*** Opening Data listing ***
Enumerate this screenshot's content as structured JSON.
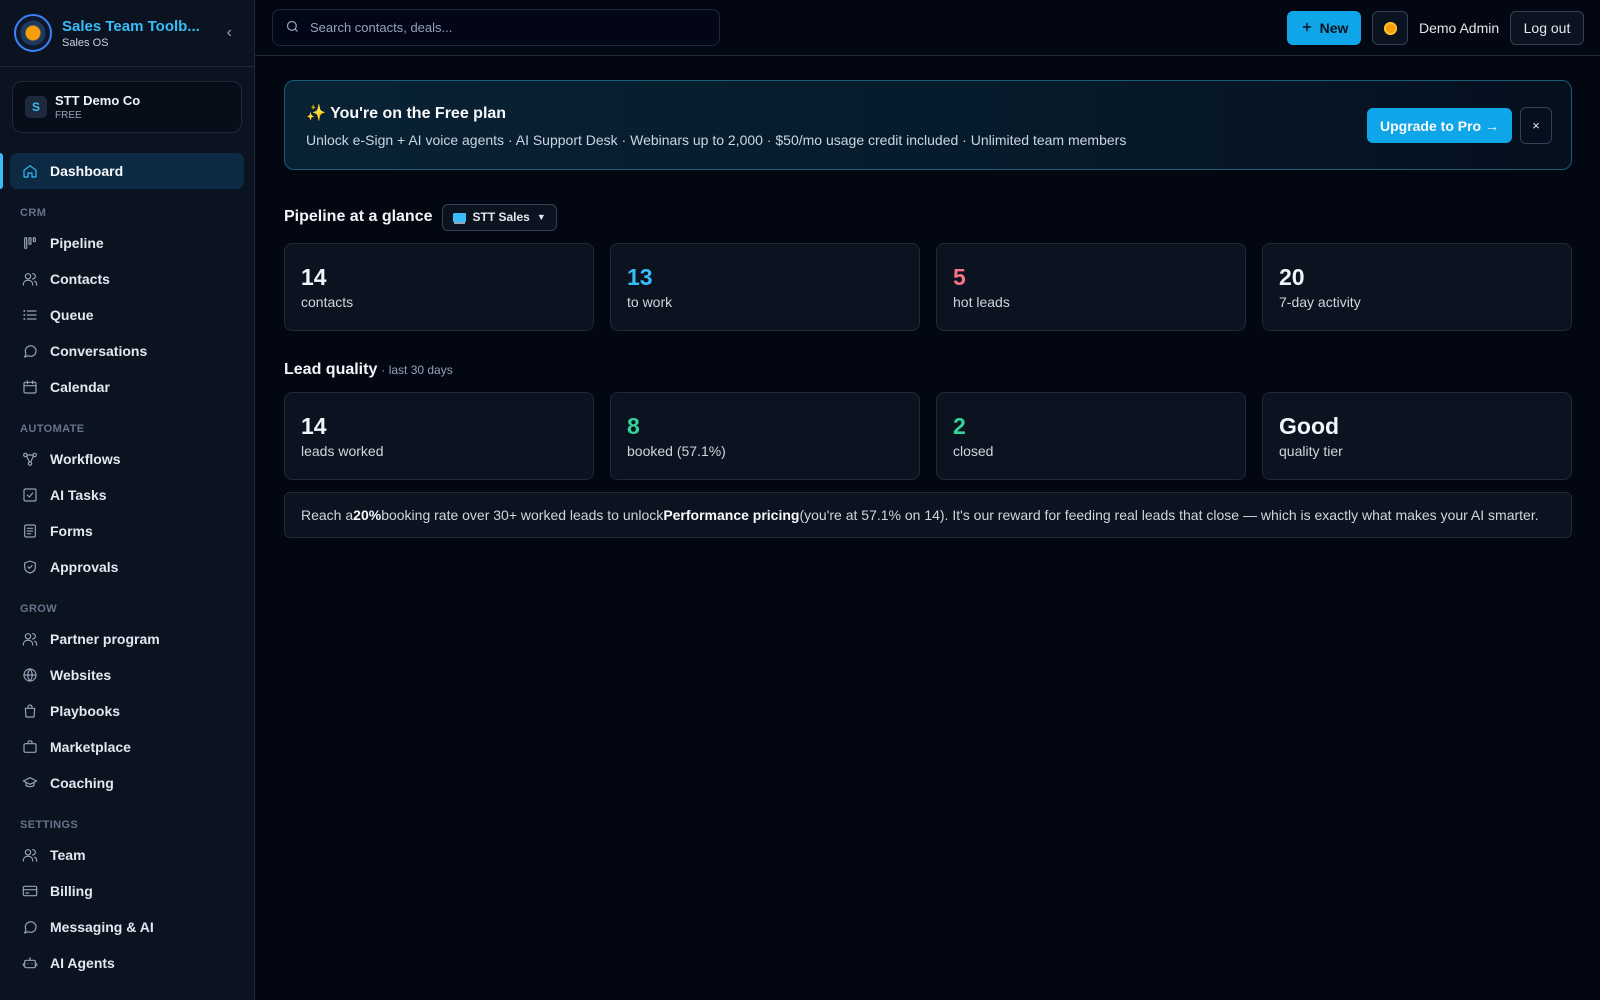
{
  "sidebar": {
    "brand_title": "Sales Team Toolb...",
    "brand_sub": "Sales OS",
    "collapse_glyph": "‹",
    "org_initial": "S",
    "org_name": "STT Demo Co",
    "org_plan": "FREE",
    "active_item": "Dashboard",
    "dashboard_label": "Dashboard",
    "sections": [
      {
        "title": "CRM",
        "items": [
          {
            "label": "Pipeline",
            "icon": "kanban-icon"
          },
          {
            "label": "Contacts",
            "icon": "users-icon"
          },
          {
            "label": "Queue",
            "icon": "list-icon"
          },
          {
            "label": "Conversations",
            "icon": "chat-icon"
          },
          {
            "label": "Calendar",
            "icon": "calendar-icon"
          }
        ]
      },
      {
        "title": "AUTOMATE",
        "items": [
          {
            "label": "Workflows",
            "icon": "workflow-icon"
          },
          {
            "label": "AI Tasks",
            "icon": "checkbox-icon"
          },
          {
            "label": "Forms",
            "icon": "form-icon"
          },
          {
            "label": "Approvals",
            "icon": "shield-check-icon"
          }
        ]
      },
      {
        "title": "GROW",
        "items": [
          {
            "label": "Partner program",
            "icon": "users-icon"
          },
          {
            "label": "Websites",
            "icon": "globe-icon"
          },
          {
            "label": "Playbooks",
            "icon": "bag-icon"
          },
          {
            "label": "Marketplace",
            "icon": "briefcase-icon"
          },
          {
            "label": "Coaching",
            "icon": "graduation-cap-icon"
          }
        ]
      },
      {
        "title": "SETTINGS",
        "items": [
          {
            "label": "Team",
            "icon": "users-icon"
          },
          {
            "label": "Billing",
            "icon": "credit-card-icon"
          },
          {
            "label": "Messaging & AI",
            "icon": "chat-icon"
          },
          {
            "label": "AI Agents",
            "icon": "robot-icon"
          }
        ]
      }
    ]
  },
  "topbar": {
    "search_placeholder": "Search contacts, deals...",
    "new_label": "New",
    "user_name": "Demo Admin",
    "logout_label": "Log out"
  },
  "banner": {
    "icon": "✨",
    "title": "You're on the Free plan",
    "text": "Unlock e-Sign + AI voice agents · AI Support Desk · Webinars up to 2,000 · $50/mo usage credit included · Unlimited team members",
    "upgrade_label": "Upgrade to Pro →",
    "dismiss_label": "×"
  },
  "pipeline": {
    "title": "Pipeline at a glance",
    "selected": "STT Sales",
    "stats": [
      {
        "value": "14",
        "label": "contacts",
        "color": "#f1f5f9"
      },
      {
        "value": "13",
        "label": "to work",
        "color": "#38bdf8"
      },
      {
        "value": "5",
        "label": "hot leads",
        "color": "#fb7185"
      },
      {
        "value": "20",
        "label": "7-day activity",
        "color": "#f1f5f9"
      }
    ]
  },
  "lead_quality": {
    "title": "Lead quality",
    "note": "· last 30 days",
    "stats": [
      {
        "value": "14",
        "label": "leads worked",
        "color": "#f1f5f9"
      },
      {
        "value": "8",
        "label": "booked (57.1%)",
        "color": "#34d399"
      },
      {
        "value": "2",
        "label": "closed",
        "color": "#34d399"
      },
      {
        "value": "Good",
        "label": "quality tier",
        "color": "#f1f5f9"
      }
    ],
    "notice": {
      "p1": "Reach a ",
      "b1": "20%",
      "p2": " booking rate over 30+ worked leads to unlock ",
      "b2": "Performance pricing",
      "p3": " (you're at 57.1% on 14). It's our reward for feeding real leads that close — which is exactly what makes your AI smarter."
    }
  }
}
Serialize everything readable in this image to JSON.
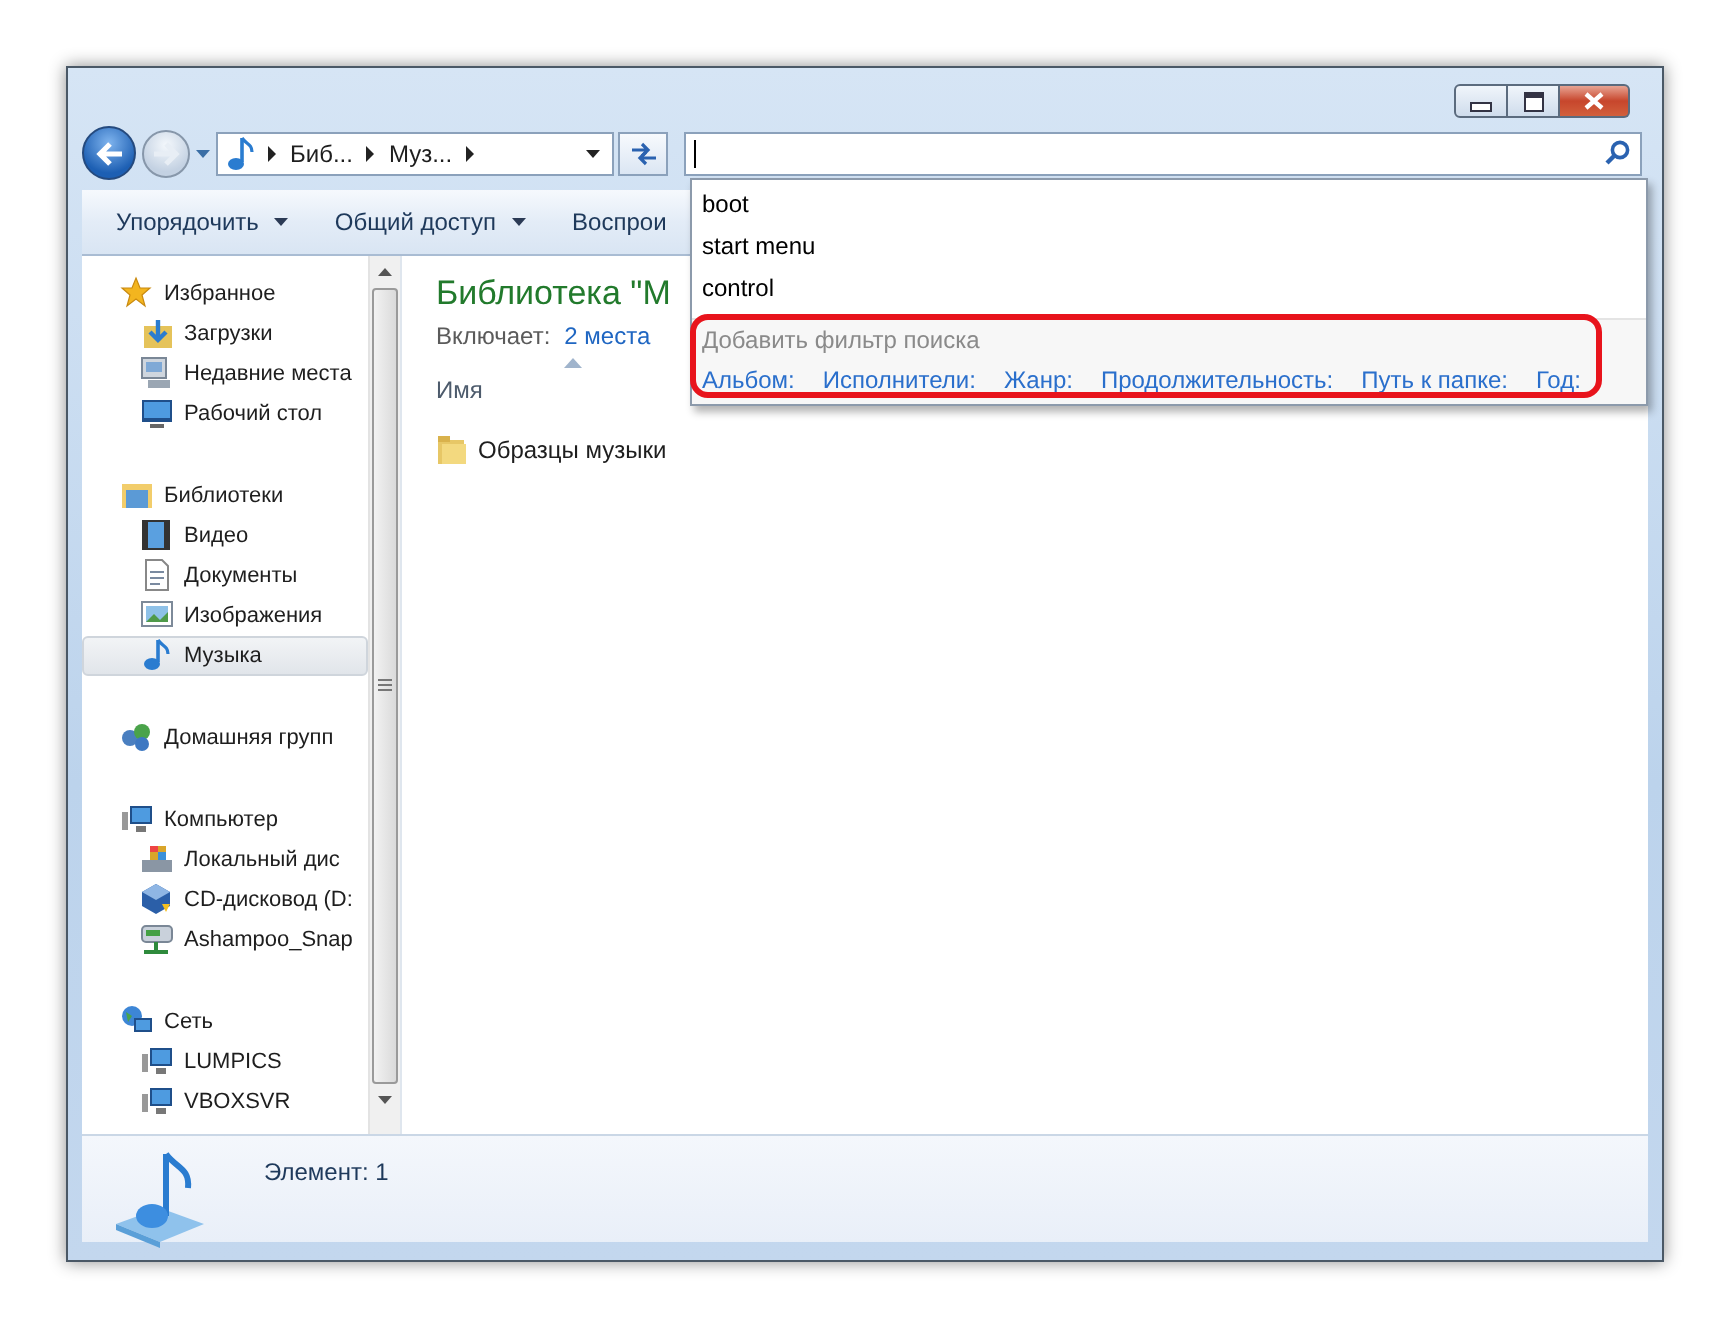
{
  "nav": [
    {
      "kind": "back",
      "disabled": false
    },
    {
      "kind": "forward",
      "disabled": true
    }
  ],
  "address": {
    "crumbs": [
      "Биб...",
      "Муз..."
    ]
  },
  "search": {
    "suggestions": [
      "boot",
      "start menu",
      "control"
    ],
    "filter_title": "Добавить фильтр поиска",
    "filters": [
      "Альбом:",
      "Исполнители:",
      "Жанр:",
      "Продолжительность:",
      "Путь к папке:",
      "Год:"
    ]
  },
  "toolbar": [
    {
      "label": "Упорядочить",
      "has_menu": true
    },
    {
      "label": "Общий доступ",
      "has_menu": true
    },
    {
      "label": "Воспрои",
      "has_menu": false
    }
  ],
  "sidebar": {
    "groups": [
      {
        "label": "Избранное",
        "selected": false,
        "children": [
          {
            "label": "Загрузки",
            "selected": false
          },
          {
            "label": "Недавние места",
            "selected": false
          },
          {
            "label": "Рабочий стол",
            "selected": false
          }
        ]
      },
      {
        "label": "Библиотеки",
        "selected": false,
        "children": [
          {
            "label": "Видео",
            "selected": false
          },
          {
            "label": "Документы",
            "selected": false
          },
          {
            "label": "Изображения",
            "selected": false
          },
          {
            "label": "Музыка",
            "selected": true
          }
        ]
      },
      {
        "label": "Домашняя групп",
        "selected": false
      },
      {
        "label": "Компьютер",
        "selected": false,
        "children": [
          {
            "label": "Локальный дис",
            "selected": false
          },
          {
            "label": "CD-дисковод (D:",
            "selected": false
          },
          {
            "label": "Ashampoo_Snap",
            "selected": false
          }
        ]
      },
      {
        "label": "Сеть",
        "selected": false,
        "children": [
          {
            "label": "LUMPICS",
            "selected": false
          },
          {
            "label": "VBOXSVR",
            "selected": false
          }
        ]
      }
    ]
  },
  "content": {
    "title": "Библиотека \"М",
    "includes_label": "Включает:",
    "includes_link": "2 места",
    "column": "Имя",
    "items": [
      "Образцы музыки"
    ]
  },
  "status_bar": {
    "text": "Элемент: 1"
  }
}
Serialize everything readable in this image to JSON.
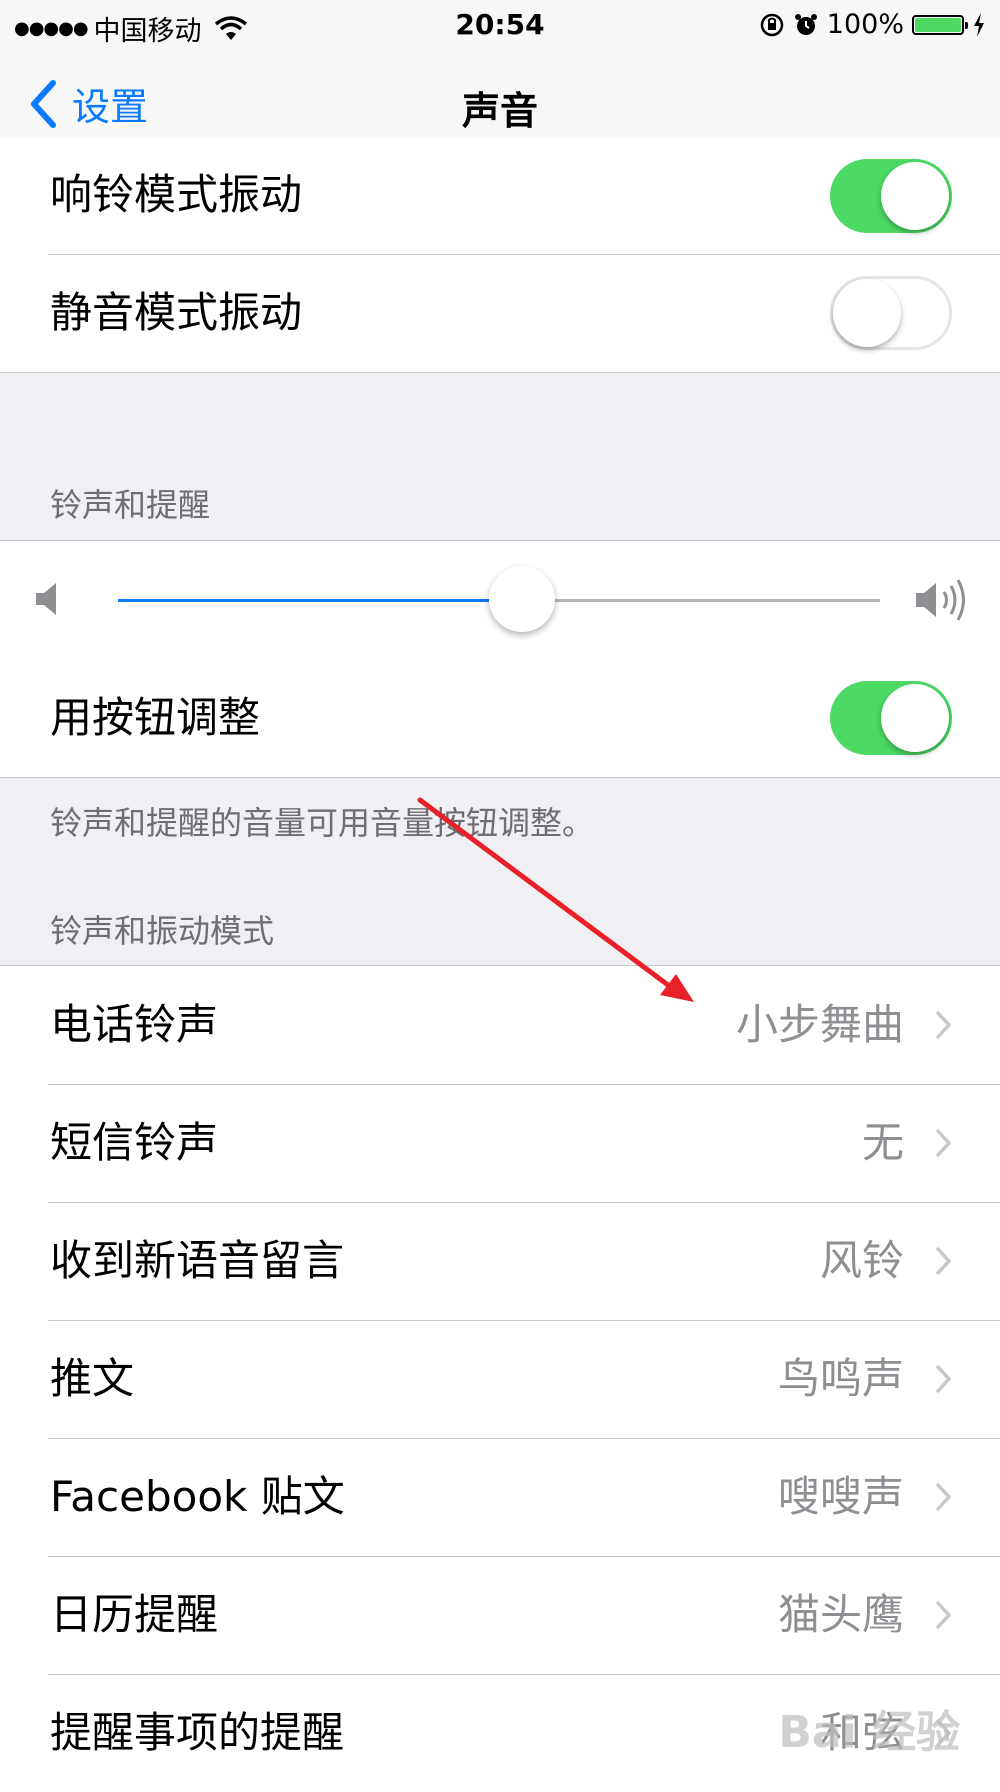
{
  "status_bar": {
    "signal": "●●●●●",
    "carrier": "中国移动",
    "time": "20:54",
    "battery": "100%",
    "battery_level": 1.0,
    "battery_color": "#4cd964"
  },
  "nav": {
    "back_label": "设置",
    "title": "声音"
  },
  "vibrate": {
    "ring_label": "响铃模式振动",
    "ring_on": true,
    "silent_label": "静音模式振动",
    "silent_on": false
  },
  "ringer": {
    "header": "铃声和提醒",
    "volume_level": 0.53,
    "buttons_label": "用按钮调整",
    "buttons_on": true,
    "footer": "铃声和提醒的音量可用音量按钮调整。"
  },
  "sounds": {
    "header": "铃声和振动模式",
    "items": [
      {
        "label": "电话铃声",
        "value": "小步舞曲"
      },
      {
        "label": "短信铃声",
        "value": "无"
      },
      {
        "label": "收到新语音留言",
        "value": "风铃"
      },
      {
        "label": "推文",
        "value": "鸟鸣声"
      },
      {
        "label": "Facebook 贴文",
        "value": "嗖嗖声"
      },
      {
        "label": "日历提醒",
        "value": "猫头鹰"
      },
      {
        "label": "提醒事项的提醒",
        "value": "和弦"
      }
    ]
  },
  "colors": {
    "accent": "#0a7aff",
    "toggle_on": "#4cd964",
    "annotation": "#e8202a"
  },
  "watermark": "Bai 经验"
}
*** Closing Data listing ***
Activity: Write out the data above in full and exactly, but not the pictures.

Exercise output:
Enumerate this screenshot's content as structured JSON.
{
  "sidebar": {
    "brand_title": "Sales Team Toolb...",
    "brand_sub": "Sales OS",
    "collapse_glyph": "‹",
    "org_initial": "S",
    "org_name": "STT Demo Co",
    "org_plan": "FREE",
    "active_item": "Dashboard",
    "dashboard_label": "Dashboard",
    "sections": [
      {
        "title": "CRM",
        "items": [
          {
            "label": "Pipeline",
            "icon": "kanban-icon"
          },
          {
            "label": "Contacts",
            "icon": "users-icon"
          },
          {
            "label": "Queue",
            "icon": "list-icon"
          },
          {
            "label": "Conversations",
            "icon": "chat-icon"
          },
          {
            "label": "Calendar",
            "icon": "calendar-icon"
          }
        ]
      },
      {
        "title": "AUTOMATE",
        "items": [
          {
            "label": "Workflows",
            "icon": "workflow-icon"
          },
          {
            "label": "AI Tasks",
            "icon": "checkbox-icon"
          },
          {
            "label": "Forms",
            "icon": "form-icon"
          },
          {
            "label": "Approvals",
            "icon": "shield-check-icon"
          }
        ]
      },
      {
        "title": "GROW",
        "items": [
          {
            "label": "Partner program",
            "icon": "users-icon"
          },
          {
            "label": "Websites",
            "icon": "globe-icon"
          },
          {
            "label": "Playbooks",
            "icon": "bag-icon"
          },
          {
            "label": "Marketplace",
            "icon": "briefcase-icon"
          },
          {
            "label": "Coaching",
            "icon": "graduation-cap-icon"
          }
        ]
      },
      {
        "title": "SETTINGS",
        "items": [
          {
            "label": "Team",
            "icon": "users-icon"
          },
          {
            "label": "Billing",
            "icon": "credit-card-icon"
          },
          {
            "label": "Messaging & AI",
            "icon": "chat-icon"
          },
          {
            "label": "AI Agents",
            "icon": "robot-icon"
          }
        ]
      }
    ]
  },
  "topbar": {
    "search_placeholder": "Search contacts, deals...",
    "new_label": "New",
    "user_name": "Demo Admin",
    "logout_label": "Log out"
  },
  "banner": {
    "icon": "✨",
    "title": "You're on the Free plan",
    "text": "Unlock e-Sign + AI voice agents · AI Support Desk · Webinars up to 2,000 · $50/mo usage credit included · Unlimited team members",
    "upgrade_label": "Upgrade to Pro →",
    "dismiss_label": "×"
  },
  "pipeline": {
    "title": "Pipeline at a glance",
    "selected": "STT Sales",
    "stats": [
      {
        "value": "14",
        "label": "contacts",
        "color": "#f1f5f9"
      },
      {
        "value": "13",
        "label": "to work",
        "color": "#38bdf8"
      },
      {
        "value": "5",
        "label": "hot leads",
        "color": "#fb7185"
      },
      {
        "value": "20",
        "label": "7-day activity",
        "color": "#f1f5f9"
      }
    ]
  },
  "lead_quality": {
    "title": "Lead quality",
    "note": "· last 30 days",
    "stats": [
      {
        "value": "14",
        "label": "leads worked",
        "color": "#f1f5f9"
      },
      {
        "value": "8",
        "label": "booked (57.1%)",
        "color": "#34d399"
      },
      {
        "value": "2",
        "label": "closed",
        "color": "#34d399"
      },
      {
        "value": "Good",
        "label": "quality tier",
        "color": "#f1f5f9"
      }
    ],
    "notice": {
      "p1": "Reach a ",
      "b1": "20%",
      "p2": " booking rate over 30+ worked leads to unlock ",
      "b2": "Performance pricing",
      "p3": " (you're at 57.1% on 14). It's our reward for feeding real leads that close — which is exactly what makes your AI smarter."
    }
  }
}
Serialize everything readable in this image to JSON.
{
  "nav": [
    {
      "kind": "back",
      "disabled": false
    },
    {
      "kind": "forward",
      "disabled": true
    }
  ],
  "address": {
    "crumbs": [
      "Биб...",
      "Муз..."
    ]
  },
  "search": {
    "suggestions": [
      "boot",
      "start menu",
      "control"
    ],
    "filter_title": "Добавить фильтр поиска",
    "filters": [
      "Альбом:",
      "Исполнители:",
      "Жанр:",
      "Продолжительность:",
      "Путь к папке:",
      "Год:"
    ]
  },
  "toolbar": [
    {
      "label": "Упорядочить",
      "has_menu": true
    },
    {
      "label": "Общий доступ",
      "has_menu": true
    },
    {
      "label": "Воспрои",
      "has_menu": false
    }
  ],
  "sidebar": {
    "groups": [
      {
        "label": "Избранное",
        "selected": false,
        "children": [
          {
            "label": "Загрузки",
            "selected": false
          },
          {
            "label": "Недавние места",
            "selected": false
          },
          {
            "label": "Рабочий стол",
            "selected": false
          }
        ]
      },
      {
        "label": "Библиотеки",
        "selected": false,
        "children": [
          {
            "label": "Видео",
            "selected": false
          },
          {
            "label": "Документы",
            "selected": false
          },
          {
            "label": "Изображения",
            "selected": false
          },
          {
            "label": "Музыка",
            "selected": true
          }
        ]
      },
      {
        "label": "Домашняя групп",
        "selected": false
      },
      {
        "label": "Компьютер",
        "selected": false,
        "children": [
          {
            "label": "Локальный дис",
            "selected": false
          },
          {
            "label": "CD-дисковод (D:",
            "selected": false
          },
          {
            "label": "Ashampoo_Snap",
            "selected": false
          }
        ]
      },
      {
        "label": "Сеть",
        "selected": false,
        "children": [
          {
            "label": "LUMPICS",
            "selected": false
          },
          {
            "label": "VBOXSVR",
            "selected": false
          }
        ]
      }
    ]
  },
  "content": {
    "title": "Библиотека \"М",
    "includes_label": "Включает:",
    "includes_link": "2 места",
    "column": "Имя",
    "items": [
      "Образцы музыки"
    ]
  },
  "status_bar": {
    "text": "Элемент: 1"
  }
}
Serialize everything readable in this image to JSON.
{
  "status_bar": {
    "signal": "●●●●●",
    "carrier": "中国移动",
    "time": "20:54",
    "battery": "100%",
    "battery_level": 1.0,
    "battery_color": "#4cd964"
  },
  "nav": {
    "back_label": "设置",
    "title": "声音"
  },
  "vibrate": {
    "ring_label": "响铃模式振动",
    "ring_on": true,
    "silent_label": "静音模式振动",
    "silent_on": false
  },
  "ringer": {
    "header": "铃声和提醒",
    "volume_level": 0.53,
    "buttons_label": "用按钮调整",
    "buttons_on": true,
    "footer": "铃声和提醒的音量可用音量按钮调整。"
  },
  "sounds": {
    "header": "铃声和振动模式",
    "items": [
      {
        "label": "电话铃声",
        "value": "小步舞曲"
      },
      {
        "label": "短信铃声",
        "value": "无"
      },
      {
        "label": "收到新语音留言",
        "value": "风铃"
      },
      {
        "label": "推文",
        "value": "鸟鸣声"
      },
      {
        "label": "Facebook 贴文",
        "value": "嗖嗖声"
      },
      {
        "label": "日历提醒",
        "value": "猫头鹰"
      },
      {
        "label": "提醒事项的提醒",
        "value": "和弦"
      }
    ]
  },
  "colors": {
    "accent": "#0a7aff",
    "toggle_on": "#4cd964",
    "annotation": "#e8202a"
  },
  "watermark": "Bai 经验"
}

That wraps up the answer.